Maine nurse who treated Ebola patients can leave house, court rules.

"I am humbled today by the judge's decision and even more humbled by the support that we have received by the town of Fort Kent, the state of Maine, across the United States and even across the border," Hickox, 33, told reporters today from her home in Fort Kent.

A judge in Maine this morning ruled that Hickox could leave her home and spend time in public spaces despite other state officials' attempts to force her into a mandatory quarantine until a 21-day potential Ebola incubation period ends.

The judge noted in his ruling that although the state's fears may be irrational, they are real and Hickox should be mindful of them.

"I know Ebola is a scary disease," Hickox said today. "I have seen it face-to-face."

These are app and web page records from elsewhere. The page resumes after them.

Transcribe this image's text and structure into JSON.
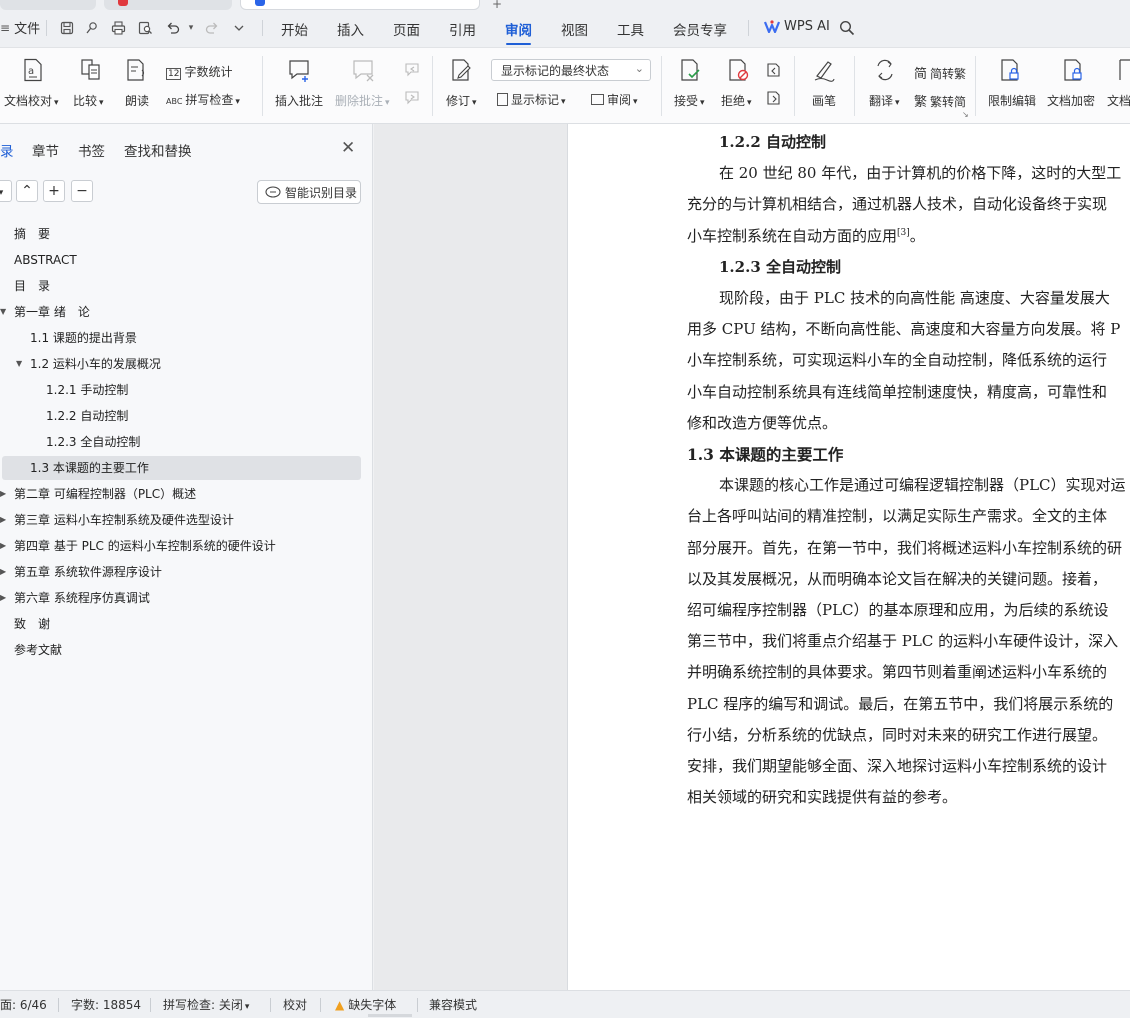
{
  "titlebar": {
    "file_label": "文件"
  },
  "menu": {
    "tabs": [
      {
        "label": "开始"
      },
      {
        "label": "插入"
      },
      {
        "label": "页面"
      },
      {
        "label": "引用"
      },
      {
        "label": "审阅",
        "active": true
      },
      {
        "label": "视图"
      },
      {
        "label": "工具"
      },
      {
        "label": "会员专享"
      }
    ],
    "wps_ai_label": "WPS AI"
  },
  "ribbon": {
    "doc_check": "文档校对",
    "compare": "比较",
    "read_aloud": "朗读",
    "word_count": "字数统计",
    "spell_check": "拼写检查",
    "insert_comment": "插入批注",
    "delete_comment": "删除批注",
    "track_changes": "修订",
    "markup_state": "显示标记的最终状态",
    "show_markup": "显示标记",
    "review": "审阅",
    "accept": "接受",
    "reject": "拒绝",
    "pen": "画笔",
    "translate": "翻译",
    "to_traditional": "简转繁",
    "to_simplified": "繁转简",
    "restrict_edit": "限制编辑",
    "encrypt": "文档加密",
    "doc_more": "文档"
  },
  "nav": {
    "tabs": [
      {
        "label": "录",
        "active": true
      },
      {
        "label": "章节"
      },
      {
        "label": "书签"
      },
      {
        "label": "查找和替换"
      }
    ],
    "smart_toc": "智能识别目录",
    "toc": [
      {
        "text": "摘　要"
      },
      {
        "text": "ABSTRACT"
      },
      {
        "text": "目　录"
      },
      {
        "text": "第一章  绪　论",
        "expanded": true
      },
      {
        "text": "1.1  课题的提出背景"
      },
      {
        "text": "1.2  运料小车的发展概况",
        "expanded": true
      },
      {
        "text": "1.2.1  手动控制"
      },
      {
        "text": "1.2.2  自动控制"
      },
      {
        "text": "1.2.3  全自动控制"
      },
      {
        "text": "1.3  本课题的主要工作",
        "selected": true
      },
      {
        "text": "第二章  可编程控制器（PLC）概述"
      },
      {
        "text": "第三章  运料小车控制系统及硬件选型设计"
      },
      {
        "text": "第四章  基于 PLC 的运料小车控制系统的硬件设计"
      },
      {
        "text": "第五章  系统软件源程序设计"
      },
      {
        "text": "第六章  系统程序仿真调试"
      },
      {
        "text": "致　谢"
      },
      {
        "text": "参考文献"
      }
    ]
  },
  "document": {
    "heading_badge": "H2",
    "lines": [
      {
        "text": "1.2.2 自动控制",
        "style": "h3"
      },
      {
        "text": "在 20 世纪 80 年代，由于计算机的价格下降，这时的大型工",
        "style": "indent"
      },
      {
        "text": "充分的与计算机相结合，通过机器人技术，自动化设备终于实现",
        "style": "body"
      },
      {
        "text": "小车控制系统在自动方面的应用",
        "style": "body",
        "sup": "[3]",
        "after": "。"
      },
      {
        "text": "1.2.3 全自动控制",
        "style": "h3"
      },
      {
        "text": "现阶段，由于 PLC 技术的向高性能  高速度、大容量发展大",
        "style": "indent"
      },
      {
        "text": "用多 CPU 结构，不断向高性能、高速度和大容量方向发展。将 P",
        "style": "body"
      },
      {
        "text": "小车控制系统，可实现运料小车的全自动控制，降低系统的运行",
        "style": "body"
      },
      {
        "text": "小车自动控制系统具有连线简单控制速度快，精度高，可靠性和",
        "style": "body"
      },
      {
        "text": "修和改造方便等优点。",
        "style": "body"
      },
      {
        "text": "1.3  本课题的主要工作",
        "style": "h2"
      },
      {
        "text": "本课题的核心工作是通过可编程逻辑控制器（PLC）实现对运",
        "style": "indent"
      },
      {
        "text": "台上各呼叫站间的精准控制，以满足实际生产需求。全文的主体",
        "style": "body"
      },
      {
        "text": "部分展开。首先，在第一节中，我们将概述运料小车控制系统的研",
        "style": "body"
      },
      {
        "text": "以及其发展概况，从而明确本论文旨在解决的关键问题。接着，",
        "style": "body"
      },
      {
        "text": "绍可编程序控制器（PLC）的基本原理和应用，为后续的系统设",
        "style": "body"
      },
      {
        "text": "第三节中，我们将重点介绍基于 PLC 的运料小车硬件设计，深入",
        "style": "body"
      },
      {
        "text": "并明确系统控制的具体要求。第四节则着重阐述运料小车系统的",
        "style": "body"
      },
      {
        "text": "PLC 程序的编写和调试。最后，在第五节中，我们将展示系统的",
        "style": "body"
      },
      {
        "text": "行小结，分析系统的优缺点，同时对未来的研究工作进行展望。",
        "style": "body"
      },
      {
        "text": "安排，我们期望能够全面、深入地探讨运料小车控制系统的设计",
        "style": "body"
      },
      {
        "text": "相关领域的研究和实践提供有益的参考。",
        "style": "body"
      }
    ]
  },
  "status": {
    "page": "面: 6/46",
    "words": "字数: 18854",
    "spell": "拼写检查: 关闭",
    "proof": "校对",
    "missing_font": "缺失字体",
    "compat": "兼容模式"
  },
  "colors": {
    "accent": "#1f5fd6",
    "warning": "#f0a020"
  }
}
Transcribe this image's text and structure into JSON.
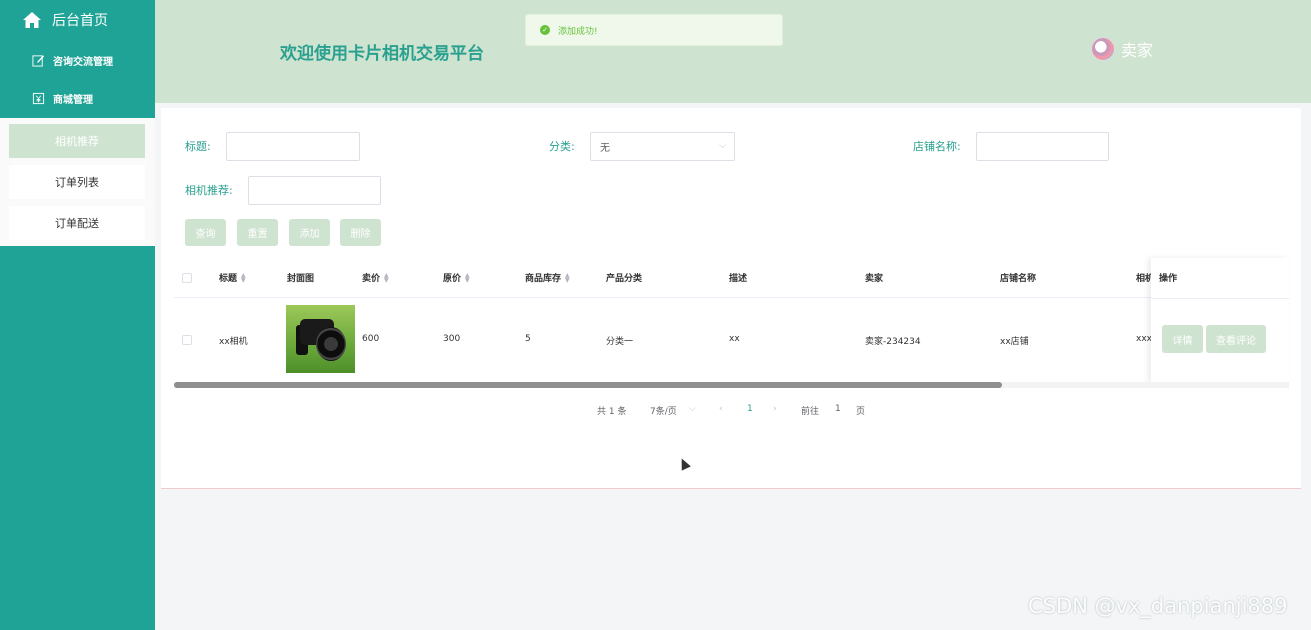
{
  "sidebar": {
    "home_label": "后台首页",
    "menus": [
      {
        "label": "咨询交流管理",
        "icon": "edit-icon"
      },
      {
        "label": "商城管理",
        "icon": "shop-icon"
      }
    ],
    "sub_items": [
      {
        "label": "相机推荐",
        "active": true
      },
      {
        "label": "订单列表",
        "active": false
      },
      {
        "label": "订单配送",
        "active": false
      }
    ]
  },
  "header": {
    "title": "欢迎使用卡片相机交易平台",
    "user": "卖家"
  },
  "toast": {
    "message": "添加成功!"
  },
  "search": {
    "title_label": "标题:",
    "title_value": "",
    "category_label": "分类:",
    "category_value": "无",
    "shop_label": "店铺名称:",
    "shop_value": "",
    "recommend_label": "相机推荐:",
    "recommend_value": ""
  },
  "actions": {
    "query": "查询",
    "reset": "重置",
    "add": "添加",
    "delete": "删除"
  },
  "table": {
    "columns": [
      "标题",
      "封面图",
      "卖价",
      "原价",
      "商品库存",
      "产品分类",
      "描述",
      "卖家",
      "店铺名称",
      "相机"
    ],
    "ops_header": "操作",
    "rows": [
      {
        "title": "xx相机",
        "sell_price": "600",
        "original_price": "300",
        "stock": "5",
        "category": "分类一",
        "description": "xx",
        "seller": "卖家-234234",
        "shop": "xx店铺",
        "camera": "xxx",
        "detail_btn": "详情",
        "comment_btn": "查看评论"
      }
    ]
  },
  "pagination": {
    "total": "共 1 条",
    "page_size": "7条/页",
    "current": "1",
    "goto_label": "前往",
    "goto_value": "1",
    "page_suffix": "页"
  },
  "watermark": "CSDN @vx_danpianji889",
  "colors": {
    "sidebar": "#1fa396",
    "header": "#cfe3d1",
    "accent": "#2aa08f",
    "button": "#cfe3d1",
    "success": "#67c23a"
  }
}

It was from the isolation tent that she called New York lawyers Norman Siegel and Steven Hyman. She said Seigel picked up the phone and the first words out of his mouth were, "Kaci, how are you?"

"From that moment, I knew I wasn't alone," Hickox said via Skype during a press conference this evening.

On Monday, she was allowed to drive home to Maine. Once there, officials first suggested a voluntary quarantine and then sought to legally enforce it.

But Hickox said she wouldn't comply because the quarantine rules weren't "scientifically valid." She said she fought the quarantine for all the other health workers expected to return from West Africa in the coming weeks.

According to the judge's order, Hickox will need to agree to active monitoring and coordinate her travel with health authorities. She must also report any symptoms she experiences to public health authorities.

A hearing has been scheduled for Tuesday, which is Election Day, but government offices are still open in Maine, Hickox's lawyers said.

Hickox said she planned to spend Halloween evening eating her boyfriend’s cooking and watching a scary movie. She said she won’t be able to take trick-or-treaters because she hasn’t been able to buy candy.

This evening, Hickox reiterated that she fought the quarantine for her fellow public health workers.

"I hope that one day if I can meet some of them at the airport, I can give them a big hug and let them know that we are in this together," she said, adding that she hopes "science and public health" can again be the focus of the Ebola outbreak, rather than politics.